→ **Work to be completed**
What lines below contain the string "position"? List them all.

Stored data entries
——

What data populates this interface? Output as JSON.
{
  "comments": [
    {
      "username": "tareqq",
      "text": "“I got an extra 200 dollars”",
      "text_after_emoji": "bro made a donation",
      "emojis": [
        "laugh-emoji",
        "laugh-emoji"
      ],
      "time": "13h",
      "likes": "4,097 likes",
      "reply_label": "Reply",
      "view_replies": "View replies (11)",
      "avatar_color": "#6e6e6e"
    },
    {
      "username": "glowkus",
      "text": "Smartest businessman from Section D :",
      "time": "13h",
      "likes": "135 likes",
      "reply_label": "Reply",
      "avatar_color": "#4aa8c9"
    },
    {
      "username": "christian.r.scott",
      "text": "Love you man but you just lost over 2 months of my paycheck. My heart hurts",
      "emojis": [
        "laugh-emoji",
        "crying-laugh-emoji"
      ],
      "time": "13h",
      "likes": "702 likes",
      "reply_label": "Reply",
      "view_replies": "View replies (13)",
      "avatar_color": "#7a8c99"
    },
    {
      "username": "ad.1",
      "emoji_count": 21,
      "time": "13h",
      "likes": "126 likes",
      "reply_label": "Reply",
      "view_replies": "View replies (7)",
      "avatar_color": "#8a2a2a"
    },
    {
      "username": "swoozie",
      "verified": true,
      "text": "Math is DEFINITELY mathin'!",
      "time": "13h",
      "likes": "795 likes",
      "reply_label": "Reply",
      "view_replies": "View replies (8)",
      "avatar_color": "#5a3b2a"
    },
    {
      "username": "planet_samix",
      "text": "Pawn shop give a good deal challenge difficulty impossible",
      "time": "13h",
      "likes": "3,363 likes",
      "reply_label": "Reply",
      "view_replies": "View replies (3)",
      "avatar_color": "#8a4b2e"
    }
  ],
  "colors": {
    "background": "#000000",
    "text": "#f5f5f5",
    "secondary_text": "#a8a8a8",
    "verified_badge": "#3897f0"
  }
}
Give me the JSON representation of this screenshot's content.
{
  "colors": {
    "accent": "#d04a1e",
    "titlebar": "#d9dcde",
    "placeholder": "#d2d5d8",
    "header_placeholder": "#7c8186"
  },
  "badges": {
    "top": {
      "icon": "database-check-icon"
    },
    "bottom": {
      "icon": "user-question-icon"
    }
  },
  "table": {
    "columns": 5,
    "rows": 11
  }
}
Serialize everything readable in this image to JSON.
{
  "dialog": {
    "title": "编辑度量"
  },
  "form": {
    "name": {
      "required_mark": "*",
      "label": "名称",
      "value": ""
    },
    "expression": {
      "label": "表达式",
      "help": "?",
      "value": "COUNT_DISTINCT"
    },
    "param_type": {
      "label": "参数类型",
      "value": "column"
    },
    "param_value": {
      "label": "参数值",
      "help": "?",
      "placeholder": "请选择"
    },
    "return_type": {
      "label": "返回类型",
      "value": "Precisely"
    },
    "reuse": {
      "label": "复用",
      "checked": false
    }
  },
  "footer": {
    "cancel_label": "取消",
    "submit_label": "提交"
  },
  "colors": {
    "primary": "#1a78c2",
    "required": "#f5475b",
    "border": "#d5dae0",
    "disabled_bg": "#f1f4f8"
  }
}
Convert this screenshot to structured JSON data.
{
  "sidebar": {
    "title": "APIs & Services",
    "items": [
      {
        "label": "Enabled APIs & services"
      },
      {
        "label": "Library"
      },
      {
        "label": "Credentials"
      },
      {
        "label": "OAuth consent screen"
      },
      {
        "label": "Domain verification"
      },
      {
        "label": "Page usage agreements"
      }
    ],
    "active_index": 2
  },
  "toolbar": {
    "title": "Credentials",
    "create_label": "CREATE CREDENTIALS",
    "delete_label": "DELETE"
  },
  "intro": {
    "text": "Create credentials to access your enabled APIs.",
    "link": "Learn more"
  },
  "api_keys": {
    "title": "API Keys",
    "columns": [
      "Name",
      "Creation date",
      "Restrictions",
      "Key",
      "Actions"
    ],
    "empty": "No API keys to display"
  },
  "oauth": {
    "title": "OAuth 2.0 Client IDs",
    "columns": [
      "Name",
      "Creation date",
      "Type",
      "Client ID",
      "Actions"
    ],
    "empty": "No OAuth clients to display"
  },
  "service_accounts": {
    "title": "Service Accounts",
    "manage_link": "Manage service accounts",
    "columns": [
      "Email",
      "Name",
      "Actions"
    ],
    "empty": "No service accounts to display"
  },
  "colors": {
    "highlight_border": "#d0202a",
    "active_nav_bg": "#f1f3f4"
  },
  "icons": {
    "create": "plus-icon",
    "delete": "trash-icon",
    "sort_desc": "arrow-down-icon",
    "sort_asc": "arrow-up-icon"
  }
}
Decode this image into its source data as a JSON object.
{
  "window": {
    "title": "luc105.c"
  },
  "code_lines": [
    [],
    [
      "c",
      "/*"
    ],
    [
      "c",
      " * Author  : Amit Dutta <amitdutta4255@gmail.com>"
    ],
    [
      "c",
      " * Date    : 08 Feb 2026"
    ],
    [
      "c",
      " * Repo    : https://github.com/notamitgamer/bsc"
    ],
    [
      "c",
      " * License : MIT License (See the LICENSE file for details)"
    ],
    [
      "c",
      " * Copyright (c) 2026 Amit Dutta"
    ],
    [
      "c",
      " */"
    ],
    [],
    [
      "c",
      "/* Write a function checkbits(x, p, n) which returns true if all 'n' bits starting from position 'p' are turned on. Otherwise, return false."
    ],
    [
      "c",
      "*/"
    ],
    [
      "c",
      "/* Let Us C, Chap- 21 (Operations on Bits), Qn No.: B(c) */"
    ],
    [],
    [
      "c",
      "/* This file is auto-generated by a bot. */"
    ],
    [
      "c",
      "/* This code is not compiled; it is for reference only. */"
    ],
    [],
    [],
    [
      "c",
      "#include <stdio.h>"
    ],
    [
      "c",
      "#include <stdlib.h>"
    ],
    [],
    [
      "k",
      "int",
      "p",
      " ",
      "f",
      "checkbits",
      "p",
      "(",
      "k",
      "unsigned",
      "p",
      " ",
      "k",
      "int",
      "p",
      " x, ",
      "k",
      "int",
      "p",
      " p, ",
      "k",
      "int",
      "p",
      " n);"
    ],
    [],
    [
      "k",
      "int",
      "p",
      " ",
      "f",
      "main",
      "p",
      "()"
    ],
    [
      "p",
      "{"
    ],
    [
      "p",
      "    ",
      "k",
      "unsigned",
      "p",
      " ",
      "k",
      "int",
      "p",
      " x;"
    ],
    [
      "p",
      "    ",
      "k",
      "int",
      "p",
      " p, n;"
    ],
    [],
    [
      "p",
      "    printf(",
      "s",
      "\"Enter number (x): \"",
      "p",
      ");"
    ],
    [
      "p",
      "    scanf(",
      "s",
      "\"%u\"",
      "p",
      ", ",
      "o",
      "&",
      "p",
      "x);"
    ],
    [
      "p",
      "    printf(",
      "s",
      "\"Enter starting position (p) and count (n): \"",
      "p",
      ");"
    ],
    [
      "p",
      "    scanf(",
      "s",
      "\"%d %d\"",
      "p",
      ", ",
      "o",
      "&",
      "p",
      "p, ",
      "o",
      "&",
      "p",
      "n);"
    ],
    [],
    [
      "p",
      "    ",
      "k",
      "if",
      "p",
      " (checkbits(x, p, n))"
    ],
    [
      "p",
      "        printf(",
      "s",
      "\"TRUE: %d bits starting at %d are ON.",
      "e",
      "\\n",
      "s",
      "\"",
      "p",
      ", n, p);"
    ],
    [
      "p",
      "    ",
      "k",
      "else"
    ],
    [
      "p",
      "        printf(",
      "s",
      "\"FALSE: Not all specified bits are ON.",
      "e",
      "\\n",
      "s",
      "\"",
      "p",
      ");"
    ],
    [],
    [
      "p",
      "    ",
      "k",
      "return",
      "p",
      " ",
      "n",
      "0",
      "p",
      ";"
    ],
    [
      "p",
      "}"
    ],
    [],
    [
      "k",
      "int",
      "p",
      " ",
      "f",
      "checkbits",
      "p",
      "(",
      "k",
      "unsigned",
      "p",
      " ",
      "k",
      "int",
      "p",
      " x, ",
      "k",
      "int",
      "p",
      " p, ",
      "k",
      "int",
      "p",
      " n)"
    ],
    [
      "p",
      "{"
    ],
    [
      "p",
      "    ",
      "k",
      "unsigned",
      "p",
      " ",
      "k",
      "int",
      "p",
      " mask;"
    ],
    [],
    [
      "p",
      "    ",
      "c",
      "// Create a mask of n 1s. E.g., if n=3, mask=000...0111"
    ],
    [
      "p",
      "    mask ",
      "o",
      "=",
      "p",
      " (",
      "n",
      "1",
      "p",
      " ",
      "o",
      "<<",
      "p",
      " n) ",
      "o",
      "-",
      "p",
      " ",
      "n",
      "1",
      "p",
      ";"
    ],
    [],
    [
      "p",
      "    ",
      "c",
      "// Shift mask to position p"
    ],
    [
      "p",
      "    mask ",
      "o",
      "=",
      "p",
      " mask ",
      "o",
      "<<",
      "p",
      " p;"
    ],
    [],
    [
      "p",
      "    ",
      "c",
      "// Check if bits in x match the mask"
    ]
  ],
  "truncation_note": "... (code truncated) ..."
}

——

→ **Result**
      "/* Write a function checkbits(x, p, n) which returns true if all 'n' bits starting from position 'p' are turned on. Otherwise, return false."
      "\"Enter starting position (p) and count (n): \"",
      "// Shift mask to position p"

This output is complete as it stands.